House-church leaders acquitted of ‘acting against national security’

Aziz (Andreas) Majidzadeh is 56 years old and lives in Tehran with his wife and two children.

Two Iranian Christian converts have overturned on appeal a combined 10-year prison sentence for their leadership of a house-church.

Aziz Majidzadeh, known as Andreas, and another convert who cannot be named, were sentenced to four and six years in prison respectively in July – a ruling that was not made public at the time.

But on 9 November, an appeals court judge overturned the verdict, ruling there was insufficient evidence their leadership of a house-church amounted to “actions against national security”.

The ruling has been hailed as “miraculous”, given the numerous rulings – including the initial judgement in this case – made against house-church members for alleged “actions against national security”.

And it is another example of the subjective and arbitrary nature of law and order in Iran’s revolutionary courts, given that another Christian convert, Nasser Navard Gol-Tapeh, who is currently serving a 10-year prison sentence for membership of a house-church, recently saw his third plea for a retrial rejected, despite using the very same arguments that have now seen two other converts acquitted.

In his ruling, the judge at Branch 34 of the appeal court in Tehran, Ali Asghar Kamoli, referred to the statements made by both Andreas and the other convert during their interrogations, noting:

“Both defendants have similarly stated that, ‘We are Christians and members of a house-church, and have gathered for worship and prayer, but have not done anything against our country, which we love. We are law-abiding Christians, and the Bible calls us to respect and honour the laws of our country.’”

Based on these statements, Judge Kamoli overturned the verdict, referencing Article 120 of the Islamic Penal Code, which states: “If there is any evidence that puts a shadow of doubt over the conditions in which a crime may or may not have taken place, the defendant shall be found innocent.”


Andreas and the other convert were among 20 Christians detained following a raid on a house-church in Karaj, near Tehran, on 2 March 2018.

Most were released a few days later, but Andreas was held in Tehran’s Evin Prison for more than two months.

He was eventually released on bail on 10 May 2018, at which time he had yet to be formally charged.

But Andreas and the other convert were later charged with “acting against national security” through membership and organisation of an “illegal” group, and “propaganda against the state”.

At Branch 26 of the Revolutionary Court in Tehran, on 25 July 2020, they were cleared of the final charge of “propaganda against the state”, but found guilty of both membership and organisation of a house-church and sentenced to four and six years in prison, respectively, under articles 498 and 499 of the Islamic Penal Code, which relate to membership and organisation of groups “hostile to the regime”.

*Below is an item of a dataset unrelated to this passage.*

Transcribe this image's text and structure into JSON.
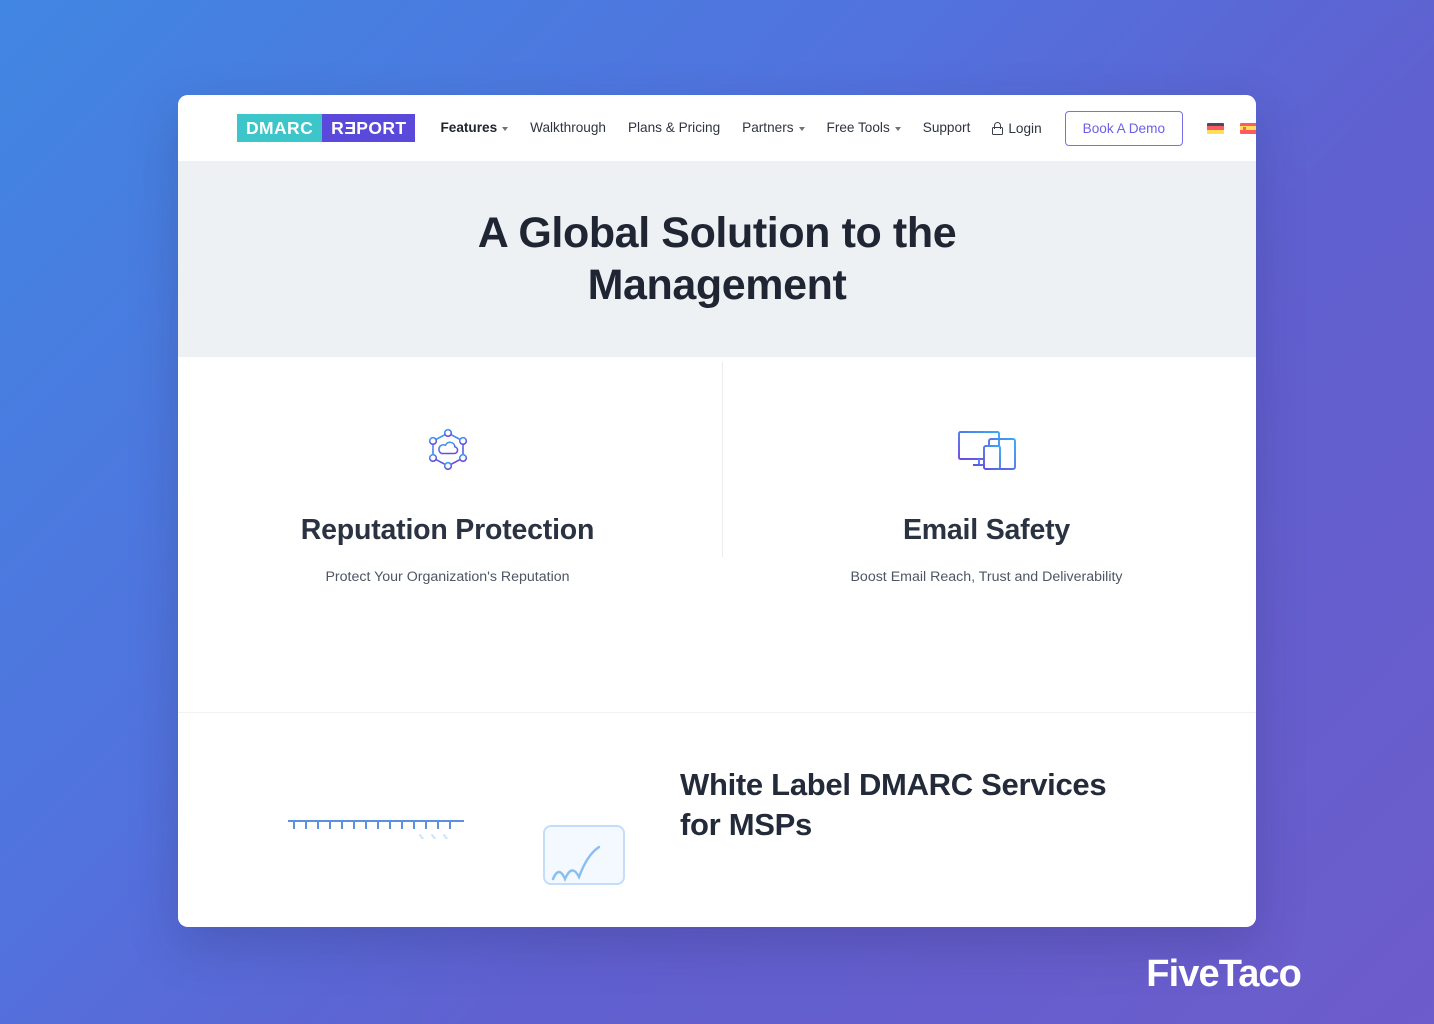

They were also sentenced to three months’ community service in an old people’s home, a two-year travel ban, and a two-year ban on membership of any political or social group – all of which would have come into force at the conclusion of their prison terms.